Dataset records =
◆ ◆ ◆ ◆ ◆

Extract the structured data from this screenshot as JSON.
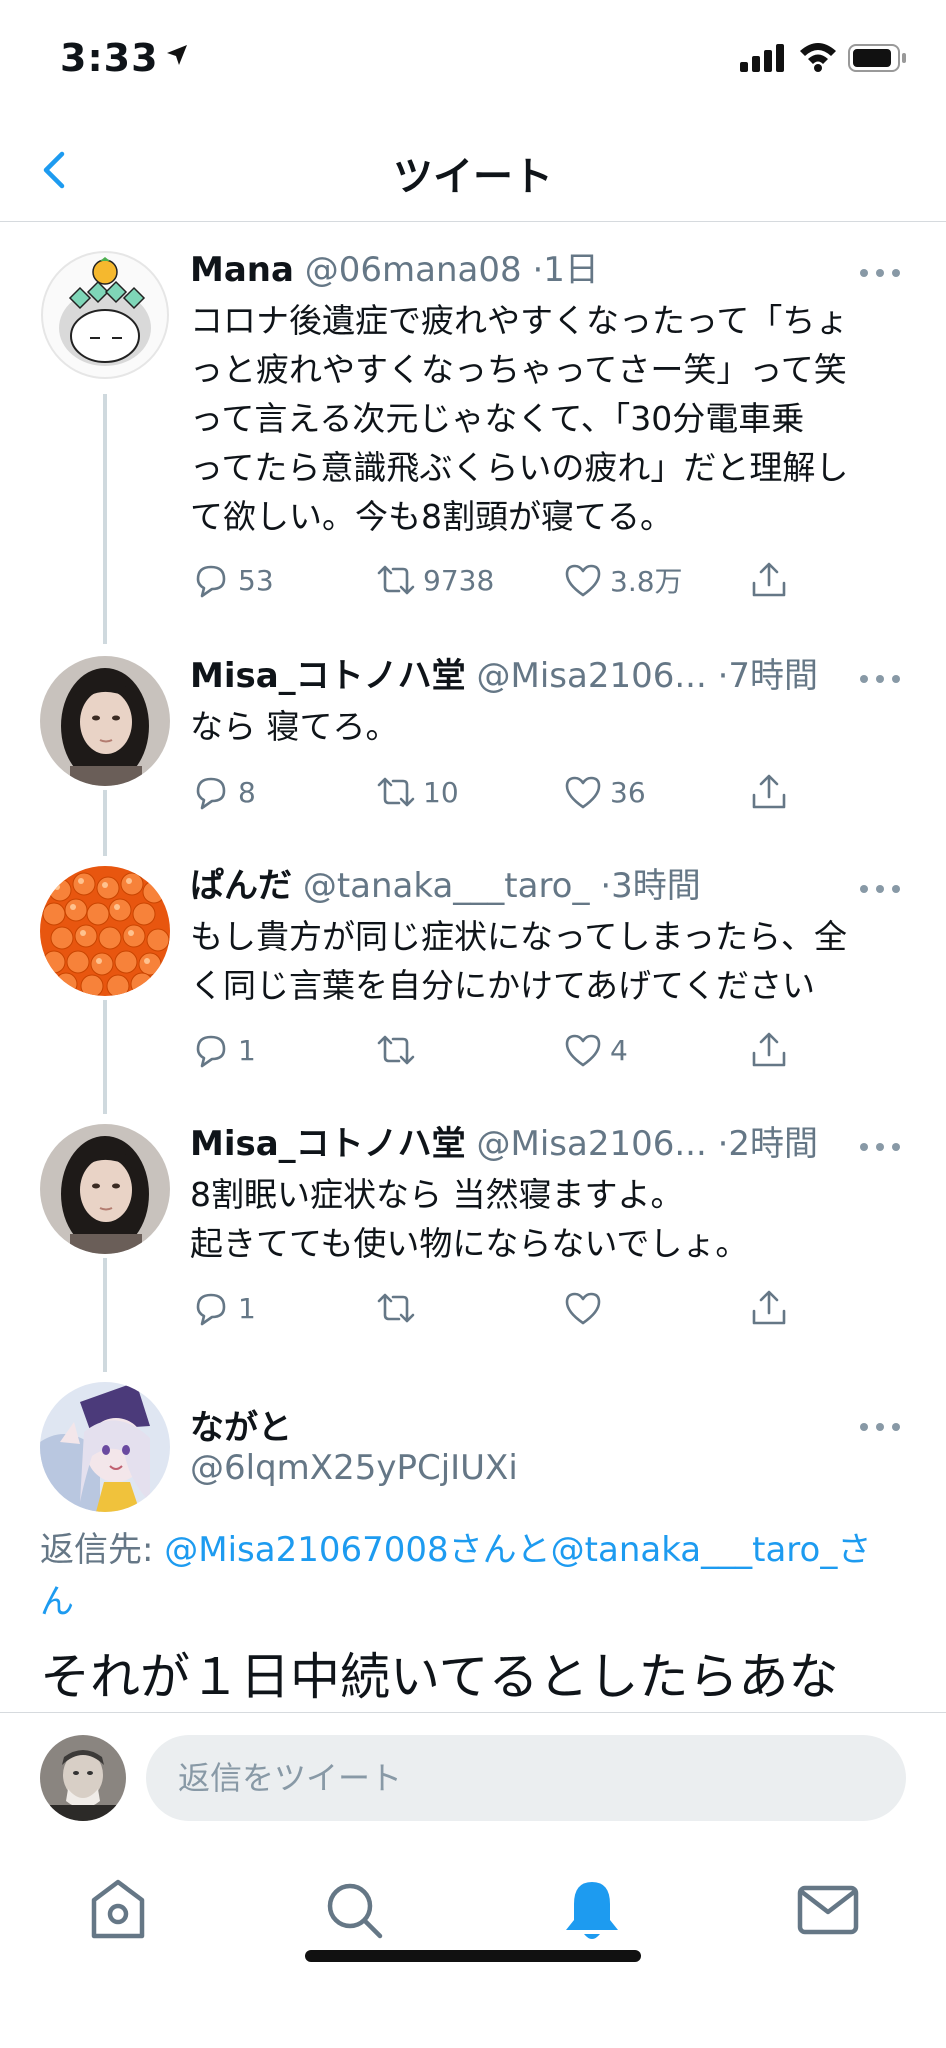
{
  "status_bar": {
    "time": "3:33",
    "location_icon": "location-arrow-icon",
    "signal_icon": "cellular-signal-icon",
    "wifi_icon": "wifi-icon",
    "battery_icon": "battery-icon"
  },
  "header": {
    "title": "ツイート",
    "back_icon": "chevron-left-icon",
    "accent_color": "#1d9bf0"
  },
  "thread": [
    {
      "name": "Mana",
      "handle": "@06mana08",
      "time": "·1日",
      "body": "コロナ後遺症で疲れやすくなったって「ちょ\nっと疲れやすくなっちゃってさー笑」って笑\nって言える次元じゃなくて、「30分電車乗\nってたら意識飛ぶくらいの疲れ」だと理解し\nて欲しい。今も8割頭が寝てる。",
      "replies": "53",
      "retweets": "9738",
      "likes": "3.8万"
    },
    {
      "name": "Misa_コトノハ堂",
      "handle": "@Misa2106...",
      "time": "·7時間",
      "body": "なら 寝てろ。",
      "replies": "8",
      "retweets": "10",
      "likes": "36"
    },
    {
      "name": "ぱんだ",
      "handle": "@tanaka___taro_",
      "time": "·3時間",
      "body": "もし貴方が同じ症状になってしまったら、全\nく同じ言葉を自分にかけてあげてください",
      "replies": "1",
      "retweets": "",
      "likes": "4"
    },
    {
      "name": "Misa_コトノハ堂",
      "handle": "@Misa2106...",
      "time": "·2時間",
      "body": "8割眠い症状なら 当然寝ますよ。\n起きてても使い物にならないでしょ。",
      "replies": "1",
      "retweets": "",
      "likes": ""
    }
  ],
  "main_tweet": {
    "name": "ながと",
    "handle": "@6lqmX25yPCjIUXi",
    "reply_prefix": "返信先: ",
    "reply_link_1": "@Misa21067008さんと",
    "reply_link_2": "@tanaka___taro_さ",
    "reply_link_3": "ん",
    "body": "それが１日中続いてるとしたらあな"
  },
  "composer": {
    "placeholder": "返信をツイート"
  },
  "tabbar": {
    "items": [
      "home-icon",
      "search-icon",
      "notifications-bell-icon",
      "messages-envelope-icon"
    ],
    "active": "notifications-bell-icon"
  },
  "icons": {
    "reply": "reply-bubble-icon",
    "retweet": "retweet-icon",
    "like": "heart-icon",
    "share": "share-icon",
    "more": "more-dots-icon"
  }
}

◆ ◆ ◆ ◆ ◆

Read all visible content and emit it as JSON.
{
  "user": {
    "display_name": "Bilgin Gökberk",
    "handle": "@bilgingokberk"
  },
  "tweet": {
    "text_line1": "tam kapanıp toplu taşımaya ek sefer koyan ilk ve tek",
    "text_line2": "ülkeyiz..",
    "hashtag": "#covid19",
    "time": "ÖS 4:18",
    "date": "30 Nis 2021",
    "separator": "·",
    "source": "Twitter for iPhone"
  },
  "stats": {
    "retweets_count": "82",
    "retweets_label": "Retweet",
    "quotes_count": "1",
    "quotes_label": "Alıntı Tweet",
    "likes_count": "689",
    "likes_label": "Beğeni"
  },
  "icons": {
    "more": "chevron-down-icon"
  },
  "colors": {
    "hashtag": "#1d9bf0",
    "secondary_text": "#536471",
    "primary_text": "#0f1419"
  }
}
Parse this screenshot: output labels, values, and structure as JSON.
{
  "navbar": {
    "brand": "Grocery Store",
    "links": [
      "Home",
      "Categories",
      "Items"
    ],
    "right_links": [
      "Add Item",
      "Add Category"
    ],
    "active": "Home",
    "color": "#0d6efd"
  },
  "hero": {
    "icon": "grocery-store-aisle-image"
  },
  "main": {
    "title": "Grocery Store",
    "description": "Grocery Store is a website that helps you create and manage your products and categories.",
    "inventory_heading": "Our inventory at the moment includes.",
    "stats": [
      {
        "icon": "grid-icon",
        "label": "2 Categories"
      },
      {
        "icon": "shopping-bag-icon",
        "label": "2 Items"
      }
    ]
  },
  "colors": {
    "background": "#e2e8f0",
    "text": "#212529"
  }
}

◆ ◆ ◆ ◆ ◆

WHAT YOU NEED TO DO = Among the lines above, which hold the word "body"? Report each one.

WRITTEN REPLY =
      "body": "コロナ後遺症で疲れやすくなったって「ちょ\nっと疲れやすくなっちゃってさー笑」って笑\nって言える次元じゃなくて、「30分電車乗\nってたら意識飛ぶくらいの疲れ」だと理解し\nて欲しい。今も8割頭が寝てる。",
      "body": "なら 寝てろ。",
      "body": "もし貴方が同じ症状になってしまったら、全\nく同じ言葉を自分にかけてあげてください",
      "body": "8割眠い症状なら 当然寝ますよ。\n起きてても使い物にならないでしょ。",
    "body": "それが１日中続いてるとしたらあな"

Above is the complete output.